Exercise requirements
Please repeat all of the listing exactly.

☆ ☆ ☆ ☆

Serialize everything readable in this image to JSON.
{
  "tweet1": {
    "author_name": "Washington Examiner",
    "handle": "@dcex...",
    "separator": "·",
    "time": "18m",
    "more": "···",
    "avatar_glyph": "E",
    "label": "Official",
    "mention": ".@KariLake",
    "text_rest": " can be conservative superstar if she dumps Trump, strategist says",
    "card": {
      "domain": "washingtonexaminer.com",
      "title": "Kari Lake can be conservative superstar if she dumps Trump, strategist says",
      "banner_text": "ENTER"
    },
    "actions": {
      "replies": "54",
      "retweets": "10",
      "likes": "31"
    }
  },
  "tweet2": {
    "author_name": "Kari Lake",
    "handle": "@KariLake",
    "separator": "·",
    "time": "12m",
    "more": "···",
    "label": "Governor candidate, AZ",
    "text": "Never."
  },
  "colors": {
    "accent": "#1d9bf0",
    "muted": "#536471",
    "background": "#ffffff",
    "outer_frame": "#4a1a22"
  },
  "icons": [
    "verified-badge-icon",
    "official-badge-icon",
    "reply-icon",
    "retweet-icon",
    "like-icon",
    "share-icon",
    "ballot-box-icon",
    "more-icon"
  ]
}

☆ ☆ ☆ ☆

Written answer
Serialize everything readable in this image to JSON.
{
  "tweet1": {
    "author_name": "Washington Examiner",
    "handle": "@dcex...",
    "separator": "·",
    "time": "18m",
    "more": "···",
    "avatar_glyph": "E",
    "label": "Official",
    "mention": ".@KariLake",
    "text_rest": " can be conservative superstar if she dumps Trump, strategist says",
    "card": {
      "domain": "washingtonexaminer.com",
      "title": "Kari Lake can be conservative superstar if she dumps Trump, strategist says",
      "banner_text": "ENTER"
    },
    "actions": {
      "replies": "54",
      "retweets": "10",
      "likes": "31"
    }
  },
  "tweet2": {
    "author_name": "Kari Lake",
    "handle": "@KariLake",
    "separator": "·",
    "time": "12m",
    "more": "···",
    "label": "Governor candidate, AZ",
    "text": "Never."
  },
  "colors": {
    "accent": "#1d9bf0",
    "muted": "#536471",
    "background": "#ffffff",
    "outer_frame": "#4a1a22"
  },
  "icons": [
    "verified-badge-icon",
    "official-badge-icon",
    "reply-icon",
    "retweet-icon",
    "like-icon",
    "share-icon",
    "ballot-box-icon",
    "more-icon"
  ]
}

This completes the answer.